When can they help?
Surprisingly, probiotics are not only used for treating gut conditions. As continuous research links gut health to most conditions, they also support non-gut related conditions such as type 2 diabetes, obesity, cardiovascular conditions, anxiety, endometriosis, auto-immune conditions and skin conditions such as acne and eczema.
Lactobacillus acidophilus NCFM and Bifidobacterium lactis Bi-07 are suitable strains for an everyday probiotic to help maintain healthy gut function and restore gut flora after a course of antibiotics. These strains also reduce the symptoms and incidence of colds and flus – great to take during winter to boost your immune system.
Lactobacillus rhamnosus LGG is the world’s most extensively researched probiotic strain, backed by over 1,000 research papers. It is a restorative strain to the gut and is found to be beneficial for eczema and food allergies and the eradication of Helicobacter pylori, an infection that causes stomach ulcers.
Saccharomyces cerevisiae (boulardii) SB, a probiotic-acting yeast, is a protective strain suitable for the prevention and treatment of travellers’ diarrhoea – be sure to pack this one on your next holiday.
Lactobacillus plantarum 299v is an anti-inflammatory strain, found to significantly reduce the symptoms of irritable bowel syndrome and inflammatory bowel disease.
Bifidobacteria lactis HN019 and Lactobacillus reuterii DSM 17938 are useful in the treatment of Small Intestinal Bacterial Overgrowth (SIBO).
Diet controls your microbiome
While it’s easy to pop a capsule and think ‘I’ve made my gut happy today’ and do a little happy dance, your diet also plays a crucial role in keeping your current flora in harmony.
The composition of your gut microbiome is very sensitive to your diet – everything we eat encourages the growth of either the friendly or unfriendly bacteria in your gut. Eating fresh, and seasonal wholefoods, especially those high in dietary fibre, such as fruit, vegetables and whole grains, will feed the beneficial bacteria in your gut to help keep your gut in the best of health.
It is best to speak to your naturopath about which foods and beverages to consume as not all foods, even healthy ones, may be appropriate in certain conditions. For example, fermented foods such as kombucha and kimchi can exacerbate Candida or thrush symptoms.
Performing a comprehensive digestive stool analysis through your naturopath is a great tool to assess not only how you digest your food and the presence of opportunistic and pathogenic organisms, but also which strains of probiotics your digestive tract may be insufficient in – a key indicator for balancing the health of your gut.
Want to know more about which probiotic is best for you?
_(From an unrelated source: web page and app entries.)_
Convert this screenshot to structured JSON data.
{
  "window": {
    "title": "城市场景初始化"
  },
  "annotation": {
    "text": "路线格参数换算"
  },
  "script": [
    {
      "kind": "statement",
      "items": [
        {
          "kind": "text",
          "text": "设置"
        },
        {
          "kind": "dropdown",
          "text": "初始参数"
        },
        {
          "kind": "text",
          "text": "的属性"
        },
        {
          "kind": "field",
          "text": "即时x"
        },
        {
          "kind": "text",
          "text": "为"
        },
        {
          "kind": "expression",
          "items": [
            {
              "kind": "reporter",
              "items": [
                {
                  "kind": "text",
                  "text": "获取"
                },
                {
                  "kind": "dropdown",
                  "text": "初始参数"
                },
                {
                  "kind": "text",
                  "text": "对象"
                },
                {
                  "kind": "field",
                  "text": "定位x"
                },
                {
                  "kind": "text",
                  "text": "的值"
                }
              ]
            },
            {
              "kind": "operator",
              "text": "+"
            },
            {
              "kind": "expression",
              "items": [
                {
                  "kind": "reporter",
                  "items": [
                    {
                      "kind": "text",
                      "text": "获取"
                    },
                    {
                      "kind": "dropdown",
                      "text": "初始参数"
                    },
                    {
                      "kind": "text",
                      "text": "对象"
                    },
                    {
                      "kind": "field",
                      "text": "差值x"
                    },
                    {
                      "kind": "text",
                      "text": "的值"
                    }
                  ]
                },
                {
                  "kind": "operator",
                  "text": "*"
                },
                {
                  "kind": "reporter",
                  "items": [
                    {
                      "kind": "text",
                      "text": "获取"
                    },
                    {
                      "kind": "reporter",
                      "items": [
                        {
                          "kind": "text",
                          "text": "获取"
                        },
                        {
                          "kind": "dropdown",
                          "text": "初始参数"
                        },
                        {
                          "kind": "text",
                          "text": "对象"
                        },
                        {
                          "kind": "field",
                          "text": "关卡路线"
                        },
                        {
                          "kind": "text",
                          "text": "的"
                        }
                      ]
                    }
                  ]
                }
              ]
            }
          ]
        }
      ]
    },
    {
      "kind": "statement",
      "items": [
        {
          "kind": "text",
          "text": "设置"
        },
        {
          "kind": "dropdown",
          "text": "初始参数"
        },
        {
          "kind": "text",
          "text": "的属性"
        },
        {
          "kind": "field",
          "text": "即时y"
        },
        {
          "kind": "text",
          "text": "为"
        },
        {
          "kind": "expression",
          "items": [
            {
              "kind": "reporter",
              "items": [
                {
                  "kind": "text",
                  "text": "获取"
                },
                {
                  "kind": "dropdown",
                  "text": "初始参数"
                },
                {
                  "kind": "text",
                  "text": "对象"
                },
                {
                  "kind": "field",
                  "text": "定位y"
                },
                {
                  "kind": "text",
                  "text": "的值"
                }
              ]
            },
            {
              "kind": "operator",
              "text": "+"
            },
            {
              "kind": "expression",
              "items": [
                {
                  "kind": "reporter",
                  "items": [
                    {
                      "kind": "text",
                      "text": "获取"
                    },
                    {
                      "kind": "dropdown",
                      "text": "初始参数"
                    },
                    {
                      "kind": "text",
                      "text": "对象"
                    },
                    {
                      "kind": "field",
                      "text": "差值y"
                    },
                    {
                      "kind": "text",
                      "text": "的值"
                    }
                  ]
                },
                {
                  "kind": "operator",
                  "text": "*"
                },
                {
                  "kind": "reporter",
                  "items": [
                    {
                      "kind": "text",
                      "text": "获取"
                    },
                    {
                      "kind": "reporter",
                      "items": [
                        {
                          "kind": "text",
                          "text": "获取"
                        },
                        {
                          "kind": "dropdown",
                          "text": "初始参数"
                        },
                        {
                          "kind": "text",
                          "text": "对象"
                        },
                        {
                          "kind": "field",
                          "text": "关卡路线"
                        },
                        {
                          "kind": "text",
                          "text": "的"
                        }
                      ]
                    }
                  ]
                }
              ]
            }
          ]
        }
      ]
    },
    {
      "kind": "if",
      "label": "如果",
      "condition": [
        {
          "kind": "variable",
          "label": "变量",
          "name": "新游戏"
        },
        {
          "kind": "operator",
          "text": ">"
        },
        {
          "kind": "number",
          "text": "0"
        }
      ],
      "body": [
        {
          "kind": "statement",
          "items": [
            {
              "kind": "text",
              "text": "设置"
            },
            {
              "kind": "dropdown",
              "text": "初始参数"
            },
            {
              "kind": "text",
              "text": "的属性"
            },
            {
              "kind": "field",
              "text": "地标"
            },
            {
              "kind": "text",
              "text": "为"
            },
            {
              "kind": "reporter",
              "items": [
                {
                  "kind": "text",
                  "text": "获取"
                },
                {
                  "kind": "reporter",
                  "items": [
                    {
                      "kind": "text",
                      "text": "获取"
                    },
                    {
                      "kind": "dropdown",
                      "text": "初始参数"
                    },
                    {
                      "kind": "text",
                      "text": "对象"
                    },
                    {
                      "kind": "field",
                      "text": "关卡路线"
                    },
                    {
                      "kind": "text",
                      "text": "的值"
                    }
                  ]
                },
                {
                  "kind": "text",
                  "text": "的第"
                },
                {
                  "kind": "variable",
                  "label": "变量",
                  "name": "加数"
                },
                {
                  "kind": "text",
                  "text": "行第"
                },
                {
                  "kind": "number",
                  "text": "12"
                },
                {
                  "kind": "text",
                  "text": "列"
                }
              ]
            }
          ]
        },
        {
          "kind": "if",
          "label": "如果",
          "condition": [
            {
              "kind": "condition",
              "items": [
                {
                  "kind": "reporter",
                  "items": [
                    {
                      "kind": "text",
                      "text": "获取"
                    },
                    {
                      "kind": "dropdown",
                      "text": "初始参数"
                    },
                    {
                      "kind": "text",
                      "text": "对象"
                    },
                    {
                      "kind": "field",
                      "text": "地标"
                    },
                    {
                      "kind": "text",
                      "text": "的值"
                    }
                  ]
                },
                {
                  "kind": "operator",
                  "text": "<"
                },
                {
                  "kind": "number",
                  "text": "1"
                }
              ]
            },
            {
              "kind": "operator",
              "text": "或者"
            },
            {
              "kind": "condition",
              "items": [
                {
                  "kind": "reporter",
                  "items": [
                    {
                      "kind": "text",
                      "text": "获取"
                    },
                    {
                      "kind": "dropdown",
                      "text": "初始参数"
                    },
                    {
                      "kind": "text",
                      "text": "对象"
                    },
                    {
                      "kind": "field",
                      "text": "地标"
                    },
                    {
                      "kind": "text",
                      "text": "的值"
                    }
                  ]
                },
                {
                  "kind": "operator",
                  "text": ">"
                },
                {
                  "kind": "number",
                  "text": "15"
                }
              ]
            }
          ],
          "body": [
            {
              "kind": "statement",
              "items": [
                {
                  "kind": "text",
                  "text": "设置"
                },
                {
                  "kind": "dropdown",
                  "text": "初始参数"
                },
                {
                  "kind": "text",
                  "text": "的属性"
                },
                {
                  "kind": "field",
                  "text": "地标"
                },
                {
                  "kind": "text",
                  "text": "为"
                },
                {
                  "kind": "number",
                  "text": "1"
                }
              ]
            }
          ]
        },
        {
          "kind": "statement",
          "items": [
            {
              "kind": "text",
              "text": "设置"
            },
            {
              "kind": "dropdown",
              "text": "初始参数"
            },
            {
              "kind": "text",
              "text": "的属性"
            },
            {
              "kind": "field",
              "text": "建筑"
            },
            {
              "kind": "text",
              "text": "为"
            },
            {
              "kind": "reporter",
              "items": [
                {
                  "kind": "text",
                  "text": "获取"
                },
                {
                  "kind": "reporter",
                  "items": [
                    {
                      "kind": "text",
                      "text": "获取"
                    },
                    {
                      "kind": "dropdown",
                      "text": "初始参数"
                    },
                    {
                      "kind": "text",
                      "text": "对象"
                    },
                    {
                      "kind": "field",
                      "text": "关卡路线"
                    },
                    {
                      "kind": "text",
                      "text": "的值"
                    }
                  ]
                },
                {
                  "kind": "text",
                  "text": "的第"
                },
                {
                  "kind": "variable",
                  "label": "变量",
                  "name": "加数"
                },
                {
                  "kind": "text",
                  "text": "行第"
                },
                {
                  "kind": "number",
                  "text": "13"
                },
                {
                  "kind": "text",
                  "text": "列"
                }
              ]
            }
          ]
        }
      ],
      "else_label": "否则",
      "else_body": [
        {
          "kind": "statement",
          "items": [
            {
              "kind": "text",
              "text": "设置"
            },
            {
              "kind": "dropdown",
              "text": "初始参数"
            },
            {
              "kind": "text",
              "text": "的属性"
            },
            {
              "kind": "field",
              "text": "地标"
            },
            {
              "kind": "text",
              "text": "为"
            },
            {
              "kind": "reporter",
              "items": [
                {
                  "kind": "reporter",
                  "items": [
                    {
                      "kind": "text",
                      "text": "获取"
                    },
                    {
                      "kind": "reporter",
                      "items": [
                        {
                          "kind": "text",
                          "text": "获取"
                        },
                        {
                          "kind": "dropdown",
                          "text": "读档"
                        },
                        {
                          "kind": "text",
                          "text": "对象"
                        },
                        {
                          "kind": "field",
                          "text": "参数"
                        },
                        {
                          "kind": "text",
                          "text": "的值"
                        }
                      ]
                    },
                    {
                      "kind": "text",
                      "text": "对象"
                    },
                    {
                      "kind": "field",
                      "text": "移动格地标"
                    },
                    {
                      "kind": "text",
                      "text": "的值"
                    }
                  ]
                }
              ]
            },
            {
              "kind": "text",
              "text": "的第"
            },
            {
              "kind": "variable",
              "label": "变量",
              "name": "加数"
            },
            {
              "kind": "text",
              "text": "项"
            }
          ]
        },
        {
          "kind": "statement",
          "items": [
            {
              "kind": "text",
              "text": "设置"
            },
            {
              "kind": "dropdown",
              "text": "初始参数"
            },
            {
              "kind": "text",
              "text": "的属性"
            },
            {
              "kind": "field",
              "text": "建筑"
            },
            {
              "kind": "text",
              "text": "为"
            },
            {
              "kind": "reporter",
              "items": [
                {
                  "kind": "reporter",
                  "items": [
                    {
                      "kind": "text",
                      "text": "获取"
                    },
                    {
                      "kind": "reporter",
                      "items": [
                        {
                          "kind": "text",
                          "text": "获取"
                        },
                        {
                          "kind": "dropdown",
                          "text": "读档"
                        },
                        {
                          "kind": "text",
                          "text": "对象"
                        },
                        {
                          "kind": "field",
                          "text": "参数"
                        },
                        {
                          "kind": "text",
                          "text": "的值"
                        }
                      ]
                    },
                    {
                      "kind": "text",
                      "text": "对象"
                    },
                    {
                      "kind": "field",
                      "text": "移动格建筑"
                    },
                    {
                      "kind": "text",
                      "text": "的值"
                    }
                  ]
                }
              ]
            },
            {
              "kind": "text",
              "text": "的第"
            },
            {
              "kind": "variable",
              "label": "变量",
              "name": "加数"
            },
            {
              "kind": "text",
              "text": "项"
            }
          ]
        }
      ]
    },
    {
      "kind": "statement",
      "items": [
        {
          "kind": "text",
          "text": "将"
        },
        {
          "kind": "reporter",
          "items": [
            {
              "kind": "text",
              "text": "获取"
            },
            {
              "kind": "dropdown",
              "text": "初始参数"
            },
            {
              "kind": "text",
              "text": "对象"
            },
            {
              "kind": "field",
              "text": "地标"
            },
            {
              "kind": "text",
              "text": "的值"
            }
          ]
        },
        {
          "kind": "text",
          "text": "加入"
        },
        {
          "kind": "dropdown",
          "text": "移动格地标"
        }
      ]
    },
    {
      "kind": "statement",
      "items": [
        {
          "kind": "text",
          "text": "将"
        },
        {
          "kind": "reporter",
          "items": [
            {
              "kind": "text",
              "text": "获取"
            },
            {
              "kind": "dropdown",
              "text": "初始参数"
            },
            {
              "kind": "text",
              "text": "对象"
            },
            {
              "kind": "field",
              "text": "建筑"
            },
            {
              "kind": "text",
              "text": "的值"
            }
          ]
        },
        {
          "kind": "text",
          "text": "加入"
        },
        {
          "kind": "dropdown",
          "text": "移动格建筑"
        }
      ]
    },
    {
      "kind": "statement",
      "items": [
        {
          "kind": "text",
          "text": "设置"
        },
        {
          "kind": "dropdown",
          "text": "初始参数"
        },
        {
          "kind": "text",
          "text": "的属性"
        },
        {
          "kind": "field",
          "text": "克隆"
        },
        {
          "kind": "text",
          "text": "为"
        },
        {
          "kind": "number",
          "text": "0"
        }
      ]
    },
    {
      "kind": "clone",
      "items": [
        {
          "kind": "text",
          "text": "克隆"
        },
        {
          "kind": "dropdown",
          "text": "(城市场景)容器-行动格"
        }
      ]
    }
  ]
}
Book in with one of our Naturopaths today to get your gut sorted.
Bec Farah is a Naturopath and Colon Hydrotherapist at The Health Lodge with a special interest in gut health. Book online for a consultation with Bec or contact our Client Support Team on 02 6685 6445 to learn more about how Naturopathy practices and Colon Hydrotherapy can assist you with your digestive health.